#### DESCRIPTION OF THE TASK:
Every line below should be copied out exactly.

(Data about app and page elements)

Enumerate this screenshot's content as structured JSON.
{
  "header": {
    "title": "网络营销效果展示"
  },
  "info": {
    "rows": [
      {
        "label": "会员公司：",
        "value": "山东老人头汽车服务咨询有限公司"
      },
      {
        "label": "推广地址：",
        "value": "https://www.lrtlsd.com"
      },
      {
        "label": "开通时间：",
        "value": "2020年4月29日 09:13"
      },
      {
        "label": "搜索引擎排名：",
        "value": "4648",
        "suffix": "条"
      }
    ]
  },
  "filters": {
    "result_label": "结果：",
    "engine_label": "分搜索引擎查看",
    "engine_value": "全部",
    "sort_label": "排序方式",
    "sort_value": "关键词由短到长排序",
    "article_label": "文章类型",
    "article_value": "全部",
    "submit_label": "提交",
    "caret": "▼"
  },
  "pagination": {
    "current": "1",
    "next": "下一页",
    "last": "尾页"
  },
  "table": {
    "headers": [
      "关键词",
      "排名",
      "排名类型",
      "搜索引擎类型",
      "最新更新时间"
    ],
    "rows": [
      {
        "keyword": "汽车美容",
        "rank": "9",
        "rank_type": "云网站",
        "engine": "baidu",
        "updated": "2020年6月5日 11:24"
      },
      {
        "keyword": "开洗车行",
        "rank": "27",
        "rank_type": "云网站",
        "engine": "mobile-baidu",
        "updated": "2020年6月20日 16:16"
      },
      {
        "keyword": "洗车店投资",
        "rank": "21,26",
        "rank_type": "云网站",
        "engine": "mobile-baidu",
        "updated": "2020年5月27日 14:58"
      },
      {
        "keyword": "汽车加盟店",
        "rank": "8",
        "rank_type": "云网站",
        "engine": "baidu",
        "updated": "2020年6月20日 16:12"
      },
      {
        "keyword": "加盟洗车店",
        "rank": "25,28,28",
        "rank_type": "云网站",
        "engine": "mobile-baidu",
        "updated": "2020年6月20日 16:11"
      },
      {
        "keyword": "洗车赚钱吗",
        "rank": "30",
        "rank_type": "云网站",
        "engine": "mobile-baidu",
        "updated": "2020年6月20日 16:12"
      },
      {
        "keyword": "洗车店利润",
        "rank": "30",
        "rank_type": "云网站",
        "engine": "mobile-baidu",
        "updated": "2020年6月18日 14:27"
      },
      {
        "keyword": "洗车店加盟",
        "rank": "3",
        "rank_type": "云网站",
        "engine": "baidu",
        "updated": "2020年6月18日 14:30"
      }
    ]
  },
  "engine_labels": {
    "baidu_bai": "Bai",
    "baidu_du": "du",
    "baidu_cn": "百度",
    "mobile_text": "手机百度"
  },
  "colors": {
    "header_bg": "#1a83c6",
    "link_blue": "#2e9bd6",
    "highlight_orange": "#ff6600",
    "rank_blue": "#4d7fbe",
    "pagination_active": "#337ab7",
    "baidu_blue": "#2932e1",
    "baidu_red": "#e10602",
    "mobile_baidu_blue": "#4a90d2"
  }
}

#### RESPONSE TO THE EXERCISE:
Enumerate this screenshot's content as structured JSON.
{
  "header": {
    "title": "网络营销效果展示"
  },
  "info": {
    "rows": [
      {
        "label": "会员公司：",
        "value": "山东老人头汽车服务咨询有限公司"
      },
      {
        "label": "推广地址：",
        "value": "https://www.lrtlsd.com"
      },
      {
        "label": "开通时间：",
        "value": "2020年4月29日 09:13"
      },
      {
        "label": "搜索引擎排名：",
        "value": "4648",
        "suffix": "条"
      }
    ]
  },
  "filters": {
    "result_label": "结果：",
    "engine_label": "分搜索引擎查看",
    "engine_value": "全部",
    "sort_label": "排序方式",
    "sort_value": "关键词由短到长排序",
    "article_label": "文章类型",
    "article_value": "全部",
    "submit_label": "提交",
    "caret": "▼"
  },
  "pagination": {
    "current": "1",
    "next": "下一页",
    "last": "尾页"
  },
  "table": {
    "headers": [
      "关键词",
      "排名",
      "排名类型",
      "搜索引擎类型",
      "最新更新时间"
    ],
    "rows": [
      {
        "keyword": "汽车美容",
        "rank": "9",
        "rank_type": "云网站",
        "engine": "baidu",
        "updated": "2020年6月5日 11:24"
      },
      {
        "keyword": "开洗车行",
        "rank": "27",
        "rank_type": "云网站",
        "engine": "mobile-baidu",
        "updated": "2020年6月20日 16:16"
      },
      {
        "keyword": "洗车店投资",
        "rank": "21,26",
        "rank_type": "云网站",
        "engine": "mobile-baidu",
        "updated": "2020年5月27日 14:58"
      },
      {
        "keyword": "汽车加盟店",
        "rank": "8",
        "rank_type": "云网站",
        "engine": "baidu",
        "updated": "2020年6月20日 16:12"
      },
      {
        "keyword": "加盟洗车店",
        "rank": "25,28,28",
        "rank_type": "云网站",
        "engine": "mobile-baidu",
        "updated": "2020年6月20日 16:11"
      },
      {
        "keyword": "洗车赚钱吗",
        "rank": "30",
        "rank_type": "云网站",
        "engine": "mobile-baidu",
        "updated": "2020年6月20日 16:12"
      },
      {
        "keyword": "洗车店利润",
        "rank": "30",
        "rank_type": "云网站",
        "engine": "mobile-baidu",
        "updated": "2020年6月18日 14:27"
      },
      {
        "keyword": "洗车店加盟",
        "rank": "3",
        "rank_type": "云网站",
        "engine": "baidu",
        "updated": "2020年6月18日 14:30"
      }
    ]
  },
  "engine_labels": {
    "baidu_bai": "Bai",
    "baidu_du": "du",
    "baidu_cn": "百度",
    "mobile_text": "手机百度"
  },
  "colors": {
    "header_bg": "#1a83c6",
    "link_blue": "#2e9bd6",
    "highlight_orange": "#ff6600",
    "rank_blue": "#4d7fbe",
    "pagination_active": "#337ab7",
    "baidu_blue": "#2932e1",
    "baidu_red": "#e10602",
    "mobile_baidu_blue": "#4a90d2"
  }
}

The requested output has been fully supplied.